Segment Start: DATA TO PROCESS

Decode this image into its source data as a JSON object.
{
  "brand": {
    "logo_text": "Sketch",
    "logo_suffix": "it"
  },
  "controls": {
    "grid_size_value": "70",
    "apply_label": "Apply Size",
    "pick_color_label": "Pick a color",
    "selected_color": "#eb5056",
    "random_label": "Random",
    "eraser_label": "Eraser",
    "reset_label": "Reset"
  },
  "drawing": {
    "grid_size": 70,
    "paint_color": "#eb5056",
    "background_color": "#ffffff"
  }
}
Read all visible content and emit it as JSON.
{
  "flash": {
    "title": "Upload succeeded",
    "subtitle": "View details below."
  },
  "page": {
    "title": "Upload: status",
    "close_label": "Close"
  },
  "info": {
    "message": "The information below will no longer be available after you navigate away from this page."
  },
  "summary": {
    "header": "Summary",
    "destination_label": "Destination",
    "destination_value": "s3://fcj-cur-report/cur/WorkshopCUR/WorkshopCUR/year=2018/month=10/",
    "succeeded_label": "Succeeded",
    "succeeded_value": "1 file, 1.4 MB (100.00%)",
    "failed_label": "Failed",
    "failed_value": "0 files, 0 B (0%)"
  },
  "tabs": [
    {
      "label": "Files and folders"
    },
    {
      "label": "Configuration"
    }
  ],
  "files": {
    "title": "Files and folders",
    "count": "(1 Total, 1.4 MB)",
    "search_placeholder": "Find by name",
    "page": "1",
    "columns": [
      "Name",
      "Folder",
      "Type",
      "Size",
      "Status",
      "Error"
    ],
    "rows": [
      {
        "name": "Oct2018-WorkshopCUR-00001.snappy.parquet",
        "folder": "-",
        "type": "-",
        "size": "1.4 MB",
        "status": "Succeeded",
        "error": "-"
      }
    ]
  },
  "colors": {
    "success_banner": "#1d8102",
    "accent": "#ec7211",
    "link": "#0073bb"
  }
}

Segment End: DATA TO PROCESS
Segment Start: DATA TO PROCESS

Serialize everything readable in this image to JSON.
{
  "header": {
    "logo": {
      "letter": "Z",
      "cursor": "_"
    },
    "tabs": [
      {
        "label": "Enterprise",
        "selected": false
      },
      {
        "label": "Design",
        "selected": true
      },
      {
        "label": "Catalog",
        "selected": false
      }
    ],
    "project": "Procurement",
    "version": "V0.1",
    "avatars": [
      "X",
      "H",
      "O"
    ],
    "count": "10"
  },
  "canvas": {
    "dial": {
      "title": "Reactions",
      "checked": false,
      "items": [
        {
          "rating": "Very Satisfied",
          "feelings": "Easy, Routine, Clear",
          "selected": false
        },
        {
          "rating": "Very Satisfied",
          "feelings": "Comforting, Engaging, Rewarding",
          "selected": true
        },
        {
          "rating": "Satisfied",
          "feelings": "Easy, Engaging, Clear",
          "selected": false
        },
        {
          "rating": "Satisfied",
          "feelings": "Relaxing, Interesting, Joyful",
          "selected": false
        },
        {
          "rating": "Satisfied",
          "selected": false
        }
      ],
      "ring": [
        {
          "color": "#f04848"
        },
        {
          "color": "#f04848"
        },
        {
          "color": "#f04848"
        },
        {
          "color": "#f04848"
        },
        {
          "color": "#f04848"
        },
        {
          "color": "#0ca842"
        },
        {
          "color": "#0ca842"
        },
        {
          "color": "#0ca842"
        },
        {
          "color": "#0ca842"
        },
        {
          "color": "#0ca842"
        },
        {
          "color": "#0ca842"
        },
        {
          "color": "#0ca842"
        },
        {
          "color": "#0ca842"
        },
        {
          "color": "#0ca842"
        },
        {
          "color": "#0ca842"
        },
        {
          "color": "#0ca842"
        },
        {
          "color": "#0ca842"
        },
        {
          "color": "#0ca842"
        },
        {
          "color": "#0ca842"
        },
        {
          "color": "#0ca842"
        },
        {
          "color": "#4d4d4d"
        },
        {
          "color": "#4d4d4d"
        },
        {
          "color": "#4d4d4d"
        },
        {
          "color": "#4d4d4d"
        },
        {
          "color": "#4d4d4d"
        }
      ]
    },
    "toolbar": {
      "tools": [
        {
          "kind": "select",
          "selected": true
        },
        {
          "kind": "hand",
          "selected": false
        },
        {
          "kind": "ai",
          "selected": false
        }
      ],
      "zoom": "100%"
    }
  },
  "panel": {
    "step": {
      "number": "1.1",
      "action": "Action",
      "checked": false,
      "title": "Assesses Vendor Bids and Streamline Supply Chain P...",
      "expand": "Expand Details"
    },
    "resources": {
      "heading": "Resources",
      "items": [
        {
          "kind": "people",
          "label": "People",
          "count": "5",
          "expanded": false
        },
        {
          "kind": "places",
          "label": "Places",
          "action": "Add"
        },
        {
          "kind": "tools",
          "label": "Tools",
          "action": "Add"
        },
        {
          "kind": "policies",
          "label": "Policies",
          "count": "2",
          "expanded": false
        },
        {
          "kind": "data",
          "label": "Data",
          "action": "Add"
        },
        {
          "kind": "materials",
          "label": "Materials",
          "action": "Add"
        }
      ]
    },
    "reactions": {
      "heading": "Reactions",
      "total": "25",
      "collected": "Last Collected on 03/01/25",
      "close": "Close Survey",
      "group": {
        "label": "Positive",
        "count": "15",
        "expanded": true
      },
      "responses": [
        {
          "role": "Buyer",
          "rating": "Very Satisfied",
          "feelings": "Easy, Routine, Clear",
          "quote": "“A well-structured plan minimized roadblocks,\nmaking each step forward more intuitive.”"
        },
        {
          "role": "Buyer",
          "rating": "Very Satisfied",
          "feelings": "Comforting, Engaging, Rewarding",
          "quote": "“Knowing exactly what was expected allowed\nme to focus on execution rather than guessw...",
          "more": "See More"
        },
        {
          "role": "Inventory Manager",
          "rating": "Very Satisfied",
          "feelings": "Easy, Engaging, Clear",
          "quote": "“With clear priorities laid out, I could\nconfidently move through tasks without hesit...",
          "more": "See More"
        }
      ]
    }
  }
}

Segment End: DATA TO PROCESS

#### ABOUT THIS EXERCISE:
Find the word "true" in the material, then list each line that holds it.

#### EXERCISE RESULT:
        "selected": true
          "selected": true
          "selected": true
        "expanded": true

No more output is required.